Are we not entitled as American citizens to expect U.S. based social web empires like Twitter, Instagram, Facebook, YouTube, etc., to let us determine for ourselves what is factual and what is not as we consume content over the web? Conversely, are American content providers and private citizens on social media not entitled to free speech and free press on these platforms?
These two questions are tightly coupled so I've dared to ask them together in one post.
I can certainly agree that allowing video on YouTube displaying a man's execution is very distasteful and inappropriate for public audiences, and that dangerous bomb-making instructions ought not be generally disseminated over public venues like Wikipedia.
But simple differences of opinion in regards to government and public policy are frequently being censored lately right in front of our eyes over these channels. It could be a potential conspiracy theory for all I care! Is it constitutional for Silicon Valley's own Facebook to censor a post and chalk it up to "independent fact-checking"? What I see happening here instead is that this social channel is actively crushing dissent.
Here's a sample of censored video journalism someone posted recently on Facebook (whose content I don't wish to promote, so I've blurred it). Just as I came to watch it, the video stream was shut off on account that it was supposedly, "Partly False". Today, you try to visit the link and it won't even appear. There was nothing violent in it, and nothing explicitly sexual. It was simply an interview with a controversial figure about a controversial subject. Yet this was censored:

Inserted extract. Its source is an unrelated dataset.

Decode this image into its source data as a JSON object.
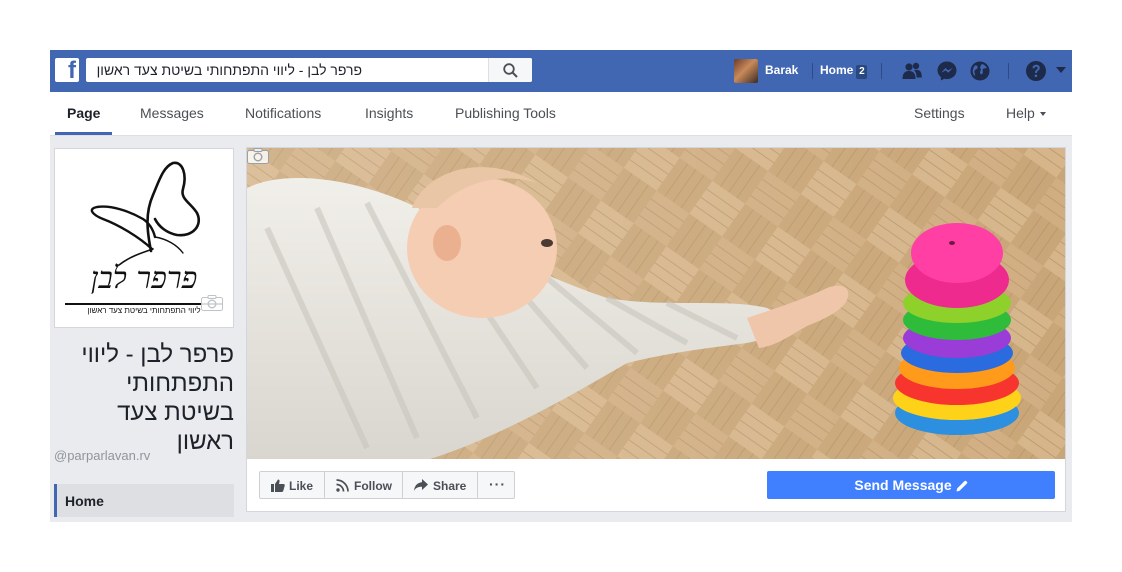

Is all this social media censorship a violation of our constitutional rights or not?